## Work item
Would you repeat all of the records underneath, exactly as written?

## Material to process
----

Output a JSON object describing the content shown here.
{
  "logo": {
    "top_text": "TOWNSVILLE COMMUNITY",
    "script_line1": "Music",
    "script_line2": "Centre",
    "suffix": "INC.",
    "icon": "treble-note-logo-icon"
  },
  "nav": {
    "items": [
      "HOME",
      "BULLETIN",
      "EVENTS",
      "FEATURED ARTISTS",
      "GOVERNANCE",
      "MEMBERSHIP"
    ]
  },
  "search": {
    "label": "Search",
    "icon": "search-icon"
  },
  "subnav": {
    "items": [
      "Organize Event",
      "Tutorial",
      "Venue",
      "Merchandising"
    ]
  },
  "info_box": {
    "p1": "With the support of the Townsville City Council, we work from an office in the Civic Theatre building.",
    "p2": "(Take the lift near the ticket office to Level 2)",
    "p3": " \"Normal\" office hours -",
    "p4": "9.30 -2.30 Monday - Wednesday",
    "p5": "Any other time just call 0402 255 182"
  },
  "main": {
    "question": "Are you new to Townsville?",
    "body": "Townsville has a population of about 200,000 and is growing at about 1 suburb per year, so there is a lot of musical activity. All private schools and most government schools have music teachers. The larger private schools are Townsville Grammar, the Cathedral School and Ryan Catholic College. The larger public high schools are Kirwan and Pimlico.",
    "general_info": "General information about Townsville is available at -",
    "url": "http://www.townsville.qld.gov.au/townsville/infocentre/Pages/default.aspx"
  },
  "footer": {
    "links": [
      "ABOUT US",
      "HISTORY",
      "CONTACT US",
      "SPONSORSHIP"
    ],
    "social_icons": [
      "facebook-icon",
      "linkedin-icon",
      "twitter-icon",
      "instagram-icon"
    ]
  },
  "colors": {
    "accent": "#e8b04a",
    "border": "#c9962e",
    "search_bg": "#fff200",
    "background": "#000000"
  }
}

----

## Response to this task
Output a JSON object describing the content shown here.
{
  "logo": {
    "top_text": "TOWNSVILLE COMMUNITY",
    "script_line1": "Music",
    "script_line2": "Centre",
    "suffix": "INC.",
    "icon": "treble-note-logo-icon"
  },
  "nav": {
    "items": [
      "HOME",
      "BULLETIN",
      "EVENTS",
      "FEATURED ARTISTS",
      "GOVERNANCE",
      "MEMBERSHIP"
    ]
  },
  "search": {
    "label": "Search",
    "icon": "search-icon"
  },
  "subnav": {
    "items": [
      "Organize Event",
      "Tutorial",
      "Venue",
      "Merchandising"
    ]
  },
  "info_box": {
    "p1": "With the support of the Townsville City Council, we work from an office in the Civic Theatre building.",
    "p2": "(Take the lift near the ticket office to Level 2)",
    "p3": " \"Normal\" office hours -",
    "p4": "9.30 -2.30 Monday - Wednesday",
    "p5": "Any other time just call 0402 255 182"
  },
  "main": {
    "question": "Are you new to Townsville?",
    "body": "Townsville has a population of about 200,000 and is growing at about 1 suburb per year, so there is a lot of musical activity. All private schools and most government schools have music teachers. The larger private schools are Townsville Grammar, the Cathedral School and Ryan Catholic College. The larger public high schools are Kirwan and Pimlico.",
    "general_info": "General information about Townsville is available at -",
    "url": "http://www.townsville.qld.gov.au/townsville/infocentre/Pages/default.aspx"
  },
  "footer": {
    "links": [
      "ABOUT US",
      "HISTORY",
      "CONTACT US",
      "SPONSORSHIP"
    ],
    "social_icons": [
      "facebook-icon",
      "linkedin-icon",
      "twitter-icon",
      "instagram-icon"
    ]
  },
  "colors": {
    "accent": "#e8b04a",
    "border": "#c9962e",
    "search_bg": "#fff200",
    "background": "#000000"
  }
}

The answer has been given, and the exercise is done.